Exercise description: The answer must consist of every line below that holds the word "heading".

*** Opening of Given data ***

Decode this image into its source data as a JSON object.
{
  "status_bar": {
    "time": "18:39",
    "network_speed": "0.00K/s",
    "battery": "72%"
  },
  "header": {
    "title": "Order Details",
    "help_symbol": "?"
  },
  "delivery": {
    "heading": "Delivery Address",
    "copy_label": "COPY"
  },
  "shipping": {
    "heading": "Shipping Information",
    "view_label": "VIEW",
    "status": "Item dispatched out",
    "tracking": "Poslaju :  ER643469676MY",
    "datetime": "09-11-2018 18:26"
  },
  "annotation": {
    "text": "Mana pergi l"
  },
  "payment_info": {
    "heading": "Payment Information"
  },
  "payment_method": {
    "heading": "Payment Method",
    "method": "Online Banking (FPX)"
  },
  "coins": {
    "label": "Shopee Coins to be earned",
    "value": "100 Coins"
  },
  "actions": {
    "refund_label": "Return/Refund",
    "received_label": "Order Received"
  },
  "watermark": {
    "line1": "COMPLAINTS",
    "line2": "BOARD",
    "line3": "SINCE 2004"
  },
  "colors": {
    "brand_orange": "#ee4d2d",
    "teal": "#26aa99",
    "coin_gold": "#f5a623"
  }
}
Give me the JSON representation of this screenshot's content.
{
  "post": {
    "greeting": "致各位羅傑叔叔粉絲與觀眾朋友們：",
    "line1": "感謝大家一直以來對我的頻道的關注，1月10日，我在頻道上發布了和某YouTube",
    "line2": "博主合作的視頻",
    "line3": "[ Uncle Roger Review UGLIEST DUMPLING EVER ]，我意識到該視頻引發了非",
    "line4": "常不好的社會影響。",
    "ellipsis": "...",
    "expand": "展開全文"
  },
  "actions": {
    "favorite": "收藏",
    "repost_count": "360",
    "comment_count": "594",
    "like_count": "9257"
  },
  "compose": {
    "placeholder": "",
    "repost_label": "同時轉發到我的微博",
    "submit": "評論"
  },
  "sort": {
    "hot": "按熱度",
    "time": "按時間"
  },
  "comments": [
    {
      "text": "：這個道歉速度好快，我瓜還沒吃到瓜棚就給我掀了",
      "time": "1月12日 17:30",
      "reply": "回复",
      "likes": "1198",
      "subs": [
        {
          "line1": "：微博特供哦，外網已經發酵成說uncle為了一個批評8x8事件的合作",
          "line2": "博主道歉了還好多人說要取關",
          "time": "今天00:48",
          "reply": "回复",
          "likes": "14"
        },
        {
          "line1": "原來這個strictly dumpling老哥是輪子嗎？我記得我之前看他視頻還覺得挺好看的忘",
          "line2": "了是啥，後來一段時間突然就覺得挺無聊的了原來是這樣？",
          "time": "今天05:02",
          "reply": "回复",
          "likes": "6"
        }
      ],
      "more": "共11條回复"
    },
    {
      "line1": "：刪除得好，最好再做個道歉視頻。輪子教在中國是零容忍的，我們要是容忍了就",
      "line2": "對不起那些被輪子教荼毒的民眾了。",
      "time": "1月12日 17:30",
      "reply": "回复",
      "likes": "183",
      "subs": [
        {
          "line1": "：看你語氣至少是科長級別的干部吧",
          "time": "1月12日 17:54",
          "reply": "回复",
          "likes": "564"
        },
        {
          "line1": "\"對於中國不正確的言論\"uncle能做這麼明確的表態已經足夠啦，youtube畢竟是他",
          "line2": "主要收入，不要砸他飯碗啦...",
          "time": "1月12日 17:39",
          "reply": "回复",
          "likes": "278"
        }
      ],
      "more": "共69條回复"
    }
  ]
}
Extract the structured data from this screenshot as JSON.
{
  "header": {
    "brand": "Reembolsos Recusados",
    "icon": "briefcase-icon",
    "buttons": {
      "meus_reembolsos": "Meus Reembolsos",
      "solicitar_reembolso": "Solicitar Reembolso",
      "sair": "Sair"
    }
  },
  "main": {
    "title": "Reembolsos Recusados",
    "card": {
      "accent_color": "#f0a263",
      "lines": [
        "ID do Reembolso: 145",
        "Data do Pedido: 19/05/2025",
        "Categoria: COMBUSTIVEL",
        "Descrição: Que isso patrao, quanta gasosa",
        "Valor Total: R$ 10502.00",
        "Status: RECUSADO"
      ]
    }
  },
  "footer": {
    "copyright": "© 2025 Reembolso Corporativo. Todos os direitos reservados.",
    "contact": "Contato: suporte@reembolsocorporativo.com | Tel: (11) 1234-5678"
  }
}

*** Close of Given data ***

Exercise result:
    "heading": "Delivery Address",
    "heading": "Shipping Information",
    "heading": "Payment Information"
    "heading": "Payment Method",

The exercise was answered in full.